Poker is a game of chance, but it also requires a lot of skill and psychology. In addition to knowing the rules of the game, you must know how to read your opponents and watch for tells. Beginners should always manage their bankroll and avoid playing with more money than they can afford to lose. It is also important to be aware of the dangers of tilting, which occurs when a player’s emotions get the best of them and they start betting big on hands that they shouldn’t.
Before a hand begins players must place an ante, which varies by game. They then get their cards and the betting starts. Eventually, the highest hand wins the pot. If you have a good hand, it’s important to raise the stakes and bet aggressively. However, if you have a weak hand, it’s better to call and hope for the best.
After the initial round of betting is complete, the dealer deals three additional cards face up on the table that everyone can use. This is called the flop. If you have a strong hand on the flop, you should increase your bet size, while weaker hands should fold.

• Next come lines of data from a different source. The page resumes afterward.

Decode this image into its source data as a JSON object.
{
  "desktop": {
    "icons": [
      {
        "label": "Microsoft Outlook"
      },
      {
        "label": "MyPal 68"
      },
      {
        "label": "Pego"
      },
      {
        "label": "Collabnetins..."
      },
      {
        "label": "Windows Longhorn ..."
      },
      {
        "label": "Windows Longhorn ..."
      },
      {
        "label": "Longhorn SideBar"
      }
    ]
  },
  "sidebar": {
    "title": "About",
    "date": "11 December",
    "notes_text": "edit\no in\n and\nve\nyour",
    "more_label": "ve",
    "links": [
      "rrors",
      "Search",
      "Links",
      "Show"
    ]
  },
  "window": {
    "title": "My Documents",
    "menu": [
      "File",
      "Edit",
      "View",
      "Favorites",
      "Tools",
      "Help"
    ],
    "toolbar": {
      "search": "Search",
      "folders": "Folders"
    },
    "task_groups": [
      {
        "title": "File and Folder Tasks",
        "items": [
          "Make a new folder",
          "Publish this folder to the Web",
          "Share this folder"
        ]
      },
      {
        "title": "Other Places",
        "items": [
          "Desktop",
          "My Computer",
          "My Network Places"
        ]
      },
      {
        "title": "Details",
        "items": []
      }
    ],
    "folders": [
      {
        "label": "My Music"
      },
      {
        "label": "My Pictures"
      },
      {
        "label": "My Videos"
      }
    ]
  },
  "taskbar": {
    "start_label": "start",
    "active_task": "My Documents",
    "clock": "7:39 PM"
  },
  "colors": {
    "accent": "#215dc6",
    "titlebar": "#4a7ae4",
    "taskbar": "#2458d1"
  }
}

The most common poker hand is a pair of two cards of the same rank. Ace-high pairs are the strongest and should win most pots. However, some hands are more powerful than others, including a flush, which is five cards of the same rank in sequence. A straight is five cards of consecutive rank in more than one suit, and a full house is three matching cards of the same rank and a pair.
Lastly, a three of a kind is two matching cards of the same rank plus two unmatched cards. This is a very powerful hand, and it can beat most other hands in the game.
The best way to improve your poker hand is to study the odds of each type of poker hand. There are many books and online resources available that can teach you the odds of poker hands and help you choose the best one for your situation. Once you have a solid understanding of the odds, you can begin to make smart decisions and build your bankroll.
A great advantage of being the last to act is that you can control the pot size. This is especially helpful if you have a strong value hand. If your opponent calls, you can inflate the pot size even more by raising. This can be a great strategy for bluffing, as your opponents will not know if you are bluffing or not.
A strong value hand can make a huge difference in the outcome of a poker hand. A pair of kings is not that bad off the deal, but it can easily lose to a three of a kind on the flop. A weak hand can be ruined by the flop and should be folded in most cases.